After the death of a loved one, the living beneficiaries can benefit from the life insurance of the deceased as described under the insurance policy. The process can be complicated at times and it is only through the understanding of the basics and receiving the effort of a wrongful death attorney that can make it easier at times.
To begin with, you should know that every civil action has a statute of limitations. This statute specifies the period when action can be taken about a civil action and when such period elapses the civil action is as good as dead. This kind of ‘limitation period’ is referred to as statutes of limitation. The plaintiff will lose and automatically forfeit his or her legal claim once the statute of limitations for the case is over.
Each state in the US has its statute of limitations laws concerning wrongful death actions. In some states, the period is just one year, many of the states set it as 2 or 3 years, and other states increase it. Before you make a move, find out the statute of limitations about the wrongful death claim in your state. The best way you can do that is by talking to an experienced and qualified personal injury lawyer in Atlanta who is vast in local matters in your area. He or she will have a deep understanding of your jurisdiction which will help to determine if you can still sue in terms of the statute that applies to that case.
Wrongful Death Actions and its ‘Discovery Rule’

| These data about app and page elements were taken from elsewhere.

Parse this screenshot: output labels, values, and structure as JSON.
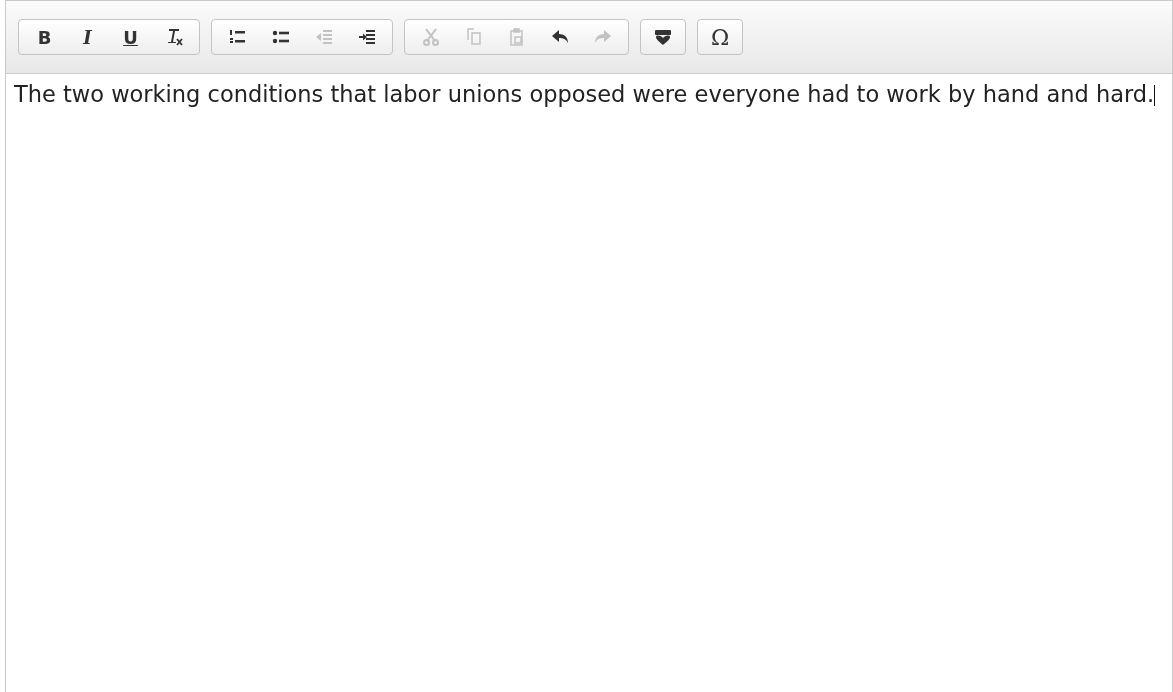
{
  "toolbar": {
    "groups": [
      {
        "buttons": [
          {
            "kind": "bold",
            "label": "B",
            "disabled": false
          },
          {
            "kind": "italic",
            "label": "I",
            "disabled": false
          },
          {
            "kind": "underline",
            "label": "U",
            "disabled": false
          },
          {
            "kind": "remove-format",
            "disabled": false
          }
        ]
      },
      {
        "buttons": [
          {
            "kind": "numbered-list",
            "disabled": false
          },
          {
            "kind": "bulleted-list",
            "disabled": false
          },
          {
            "kind": "outdent",
            "disabled": true
          },
          {
            "kind": "indent",
            "disabled": false
          }
        ]
      },
      {
        "buttons": [
          {
            "kind": "cut",
            "disabled": true
          },
          {
            "kind": "copy",
            "disabled": true
          },
          {
            "kind": "paste",
            "disabled": true
          },
          {
            "kind": "undo",
            "disabled": false
          },
          {
            "kind": "redo",
            "disabled": true
          }
        ]
      },
      {
        "buttons": [
          {
            "kind": "spellcheck",
            "disabled": false
          }
        ]
      },
      {
        "buttons": [
          {
            "kind": "special-character",
            "label": "Ω",
            "disabled": false
          }
        ]
      }
    ]
  },
  "editor": {
    "text": "The two working conditions that labor unions opposed were everyone had to work by hand and hard.",
    "caret": true
  }
}
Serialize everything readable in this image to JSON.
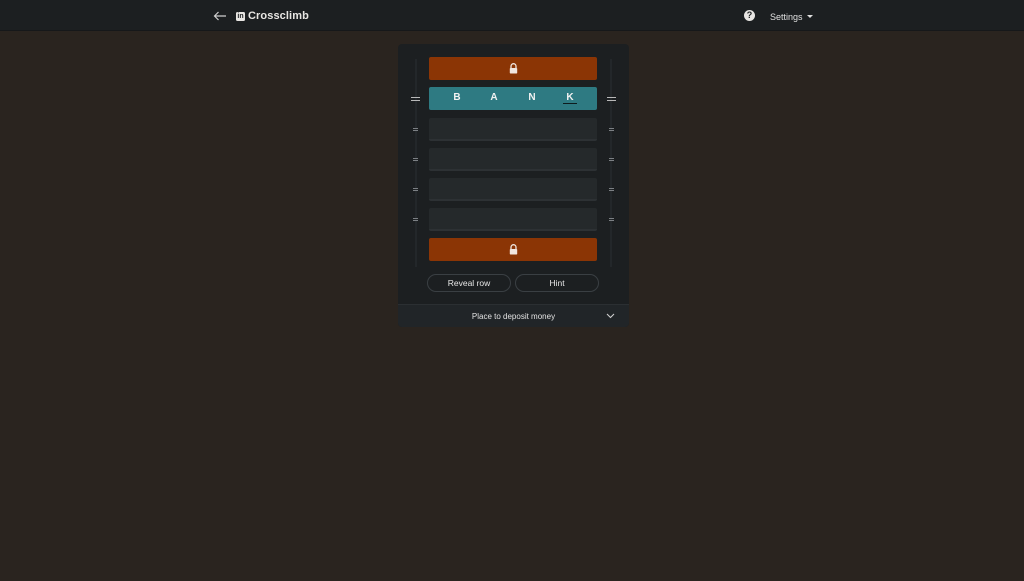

The counting of the duration or period for the statute of limitations for wrongful death action starts when the plaintiff discovers or should have discovered the reason for the decedent’s death. Usually, those who are bringing the case to court might have reasons to apply some diligence before they discover the cause of death. The statute of limitations sets a period for such exercise and the limitation begins then. A number of states believe that the right to bring a wrongful death action to court is quite fundamental. For these states, their courts say that the statute of limitations for a case of wrongful death claim starts to count after the death of the injured individual except the application of such period limitations would ruin the cause of action seriously prior to the time it could be revealed. Generally, there is a rule called ‘the discovery rule,’ which can be applied in wrongful death action. It is used to verify if the decedent actually knew or should have the knowledge of the cause of his or her injury or illness before the actual death. This will be used to begin the running of the period of limitation in wrongful death action before the death of the decedent.
The Special Considerations in the Cases of Wrongful Death Actions
At times, a wrongful death claim may be classified as a derivative action. This means it is arising from the personal injury action. The case can be time-barred by the statute of limitations, especially if the defendant did not have a claim at the time of his or her death because the deceased bring a personal injury claim between the duration of limitation for the injury. Also, a number of states subject wrongful death actions which are relying on product liability to certain limitation periods. Such period will start to count on the day of death of the decedent, respective of knowledge or lack of it of the party that is bringing such action pertaining the reason for death. For these states, they don’t use the discovery rule for these kinds of suits.
A number of states also have another rule which is called ‘statutes of repose.’ This discourages claims relating to product liability in a situation where the product is a certain amount of years old. The rules take action when in a case of wrongful death actions stemming up as a result of a defective product, specifically in such cases where the product is no longer in the market for a long period of time.
How to Toll the Period for the Statute of Limitations
Perhaps you have run out of your statute of limitations before you decide you want to take action. Well, there is little hope. There are three last options for you.
- Toll the statute of limitations
- Have it waived by the law court
- Have it waived by the opposing party
As a plaintiff, you can send a request to the court of law to waive such statute of limitations in order for their lawsuit to be filed. However, the situation would meet certain criteria before the court can waive it, which is not common. Also, it is very common that if a waiver is sent to the other or opposing party, it would receive a positive reply.
Tolling the statute of limitations usually works. Tolling is another way of saying ‘suspending or delaying’ the statute of limitations and it is more common than the other two options. Only that the acceptance depends upon the applicable state law. Also, the discovery rule can be classified as a kind of tolling because it also delays the counting of the statute of limitations. In the process of carrying out the cases relating to wrongful death, some situations really demand tolling.
For example, minor children can only use their statue of limitation when they have become an adult. That needs tolling if the person in the middle of a case of wrongful death claim is still a minor. Say, the child’s father dies, that child can only file for wrongful death claim when they turn 18 because that’s when the statute will begin to count. Generally, the court will compare the positive benefits of tolling the statutes, the ability of the plaintiff to file claims, against the prejudice and the prejudice against the decedent.
Do you Still Have Questions About Discovery for Wrongful Death Claims, Time Limit?
The pain that is attached to the death of loved ones can make you feel overwhelmed and stressed. In that situation, the last thing you want to do is go about filing a lawsuit or asking the court to look at your case. Receiving help makes this situation easier, you should talk to a lawyer. They can answer all your questions about wrongful death claims and can help you to a greater extent.